Books by Edith Pargeter

A MEANS OF GRACE by Edith Pargeter
Released: Dec. 1, 1995

Another worthwhile revival (The Heaven Tree Trilogy, 1993) of an out-of-print Pargeter novel (a.k.a. mystery writer Ellis Peters) appearing here for the first time. Published in 1956 in England, this is a lowering, often eloquent, romantically heroic tale of lovers caught in the icy constrictions of the Cold War. Concert soprano Emmy Marryat, despite warnings, books a brief tour in a Baltic country (unnamed) that's in the turbulent process of coalescing as a stable Communist state. Emmy has yearned to see her dear friends the Ivanescus, whom she first met during the war: the nurturing mother and modest father (owner of a small factory); beautiful Wanda, enthusiastic supporter of the new State (including its policy of nationalizing factories like her father's); Milo, a buoyant, cheerful student; and Lubov, grave and tender, a university teacher with whom Emmy will find a lasting love. The country's changes accelerate, but in the aftermath of war there's still a ``chilling breath of tragedy unredeemed, uncompensated . . . blowing across the suave modern highway.'' Meanwhile, Milo's close friend Yuri, frantic with restrictions, successfully escapes to the West, and Emmy—though she, like the Ivanescus, disapproves of his flight—nevertheless answers his pathetic, devastated need. Emmy will not join the anti-Communist herd at home, however, and she offers Yuri compassion rather than love. Yuri takes his revenge—and Lubov faces prison. Together (Emmy visits the country once more), the lovers deliberate as they struggle for wholeness in a ``mutilated world.'' Through them the author examines the claims of nationalism, as opposed to nationality, and offers a plea to look beyond governments to the needs and ways that unite us all. The verbiage sinks into the ponderous now and then, and characters occasionally become mouthpieces, but, still, there's much here that's touching and memorable. Read full book review >
Released: Oct. 13, 1993

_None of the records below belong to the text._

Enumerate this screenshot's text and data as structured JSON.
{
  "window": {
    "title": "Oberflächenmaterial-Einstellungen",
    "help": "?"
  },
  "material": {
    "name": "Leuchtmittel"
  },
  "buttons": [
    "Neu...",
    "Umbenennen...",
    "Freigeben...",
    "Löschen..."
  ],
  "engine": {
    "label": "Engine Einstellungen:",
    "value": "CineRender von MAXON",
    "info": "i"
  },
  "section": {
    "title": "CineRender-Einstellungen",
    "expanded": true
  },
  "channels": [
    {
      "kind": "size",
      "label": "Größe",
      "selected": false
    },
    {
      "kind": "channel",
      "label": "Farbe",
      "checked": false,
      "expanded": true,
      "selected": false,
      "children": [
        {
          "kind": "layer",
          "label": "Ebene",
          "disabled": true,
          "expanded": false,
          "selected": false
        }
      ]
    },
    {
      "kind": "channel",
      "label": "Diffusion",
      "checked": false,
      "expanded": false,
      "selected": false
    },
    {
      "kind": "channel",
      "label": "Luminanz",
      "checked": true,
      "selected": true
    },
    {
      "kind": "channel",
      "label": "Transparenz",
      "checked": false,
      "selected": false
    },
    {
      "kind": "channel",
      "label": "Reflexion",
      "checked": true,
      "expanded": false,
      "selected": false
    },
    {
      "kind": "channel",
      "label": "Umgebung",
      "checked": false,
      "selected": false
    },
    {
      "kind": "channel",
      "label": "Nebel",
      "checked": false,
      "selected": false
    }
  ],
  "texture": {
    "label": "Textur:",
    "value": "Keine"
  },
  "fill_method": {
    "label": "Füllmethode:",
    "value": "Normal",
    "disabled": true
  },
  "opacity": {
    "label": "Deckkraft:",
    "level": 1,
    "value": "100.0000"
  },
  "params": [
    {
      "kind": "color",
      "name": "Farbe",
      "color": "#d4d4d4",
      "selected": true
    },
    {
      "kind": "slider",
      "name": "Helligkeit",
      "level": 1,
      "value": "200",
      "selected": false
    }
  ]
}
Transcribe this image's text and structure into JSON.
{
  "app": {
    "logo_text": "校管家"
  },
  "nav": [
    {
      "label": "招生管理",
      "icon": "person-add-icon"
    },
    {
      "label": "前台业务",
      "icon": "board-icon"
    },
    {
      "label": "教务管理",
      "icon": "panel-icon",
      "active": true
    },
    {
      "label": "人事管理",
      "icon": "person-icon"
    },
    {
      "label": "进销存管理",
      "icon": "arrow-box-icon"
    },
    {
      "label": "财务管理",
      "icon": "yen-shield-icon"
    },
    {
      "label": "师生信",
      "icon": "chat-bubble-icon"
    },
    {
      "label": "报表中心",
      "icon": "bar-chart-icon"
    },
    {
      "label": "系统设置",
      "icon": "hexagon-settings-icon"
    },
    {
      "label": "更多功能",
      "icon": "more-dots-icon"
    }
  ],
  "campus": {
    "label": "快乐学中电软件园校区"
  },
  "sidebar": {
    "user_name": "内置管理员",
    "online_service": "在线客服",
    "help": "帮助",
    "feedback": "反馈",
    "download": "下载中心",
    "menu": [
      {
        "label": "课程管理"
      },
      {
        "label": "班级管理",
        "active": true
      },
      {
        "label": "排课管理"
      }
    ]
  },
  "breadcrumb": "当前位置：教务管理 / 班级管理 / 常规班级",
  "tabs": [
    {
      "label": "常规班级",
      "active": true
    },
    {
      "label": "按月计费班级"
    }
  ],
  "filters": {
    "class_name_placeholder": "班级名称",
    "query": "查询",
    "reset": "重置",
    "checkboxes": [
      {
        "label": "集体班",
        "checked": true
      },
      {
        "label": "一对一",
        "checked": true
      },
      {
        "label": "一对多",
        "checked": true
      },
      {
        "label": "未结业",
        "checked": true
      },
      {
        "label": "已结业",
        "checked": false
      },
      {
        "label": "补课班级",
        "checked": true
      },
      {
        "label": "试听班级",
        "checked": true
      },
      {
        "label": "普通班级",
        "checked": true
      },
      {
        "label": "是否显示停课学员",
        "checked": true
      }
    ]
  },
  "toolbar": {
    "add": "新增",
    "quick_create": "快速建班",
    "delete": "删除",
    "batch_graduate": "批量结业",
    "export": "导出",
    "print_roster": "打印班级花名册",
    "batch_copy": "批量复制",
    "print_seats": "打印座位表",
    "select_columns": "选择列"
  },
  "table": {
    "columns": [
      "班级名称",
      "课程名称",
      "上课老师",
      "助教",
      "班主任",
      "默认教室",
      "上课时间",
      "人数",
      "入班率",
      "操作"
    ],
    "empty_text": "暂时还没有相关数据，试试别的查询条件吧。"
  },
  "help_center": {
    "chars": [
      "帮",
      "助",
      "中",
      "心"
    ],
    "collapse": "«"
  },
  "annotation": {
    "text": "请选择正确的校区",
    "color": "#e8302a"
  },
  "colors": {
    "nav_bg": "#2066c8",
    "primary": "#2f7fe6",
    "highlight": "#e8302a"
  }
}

A robust and majestically peopled and paced medieval trilogy— a stormy tale of thunderous dark passions and spiritual triumphs— in a one-volume collection of two hitherto-out-of-print novels and one never-before published here: from the author, as Ellis Peters, of the hugely popular Brother Cadfael mysteries. The Heaven Tree (1960) begins the story of stone mason Harry Talvace, who is brought to ``Parfois,'' in Shrewsbury, by Ralf Isambard, to create a church. In the reign of King John, however, English/Welsh conflicts heat, and Isambard, Lord of Parfois, orders Harry horribly killed for treason. Meanwhile, Isambard's mistress, Benedetta, refusing marriage, is bound to the corpse to perish but narrowly escapes death. Then, in The Green Branch (1962), young Harry, son of the craftsman—who had finished his church in chains- -matches wits with the Lord of Parfois, awaiting revenge. Finally, in The Scarlet Seed—in its first US appearance—all the old horrors and griefs, rages and revenges, will shrivel and dissipate. The Lord Isambard (tall, lean, ``a dark recollection of beauty'') reveals a heart in agony and a painful growing love of his ``son,'' young Harry. Eventually, while war rages betwen the English and Welsh, old man Isambard and Benedetta will die magnificently, Aida- fashion, in the boarded-up church; and young Harry will find a bride, see war as both an Englishman and Welshman, witness the end of Parfois—and of hatred—and know that his father's church, now in fragments, ``will wear out the stone. Eyes that have once seen it see all things differently thereafter.'' Pargeter's work is remarkable for its consistent high seriousness, and, here, once again, she manages to give appropriate shading to both the barbarous and spiritual in the medieval mind. These are mighty beings and Pargeter gives them mighty deaths and revelations. Occasionally the prose may wobble on the edge of purple, but there's always a quick-step recovery into Pargeter's usual supple and solemnly lyrical narration. A quite grand affair. Read full book review >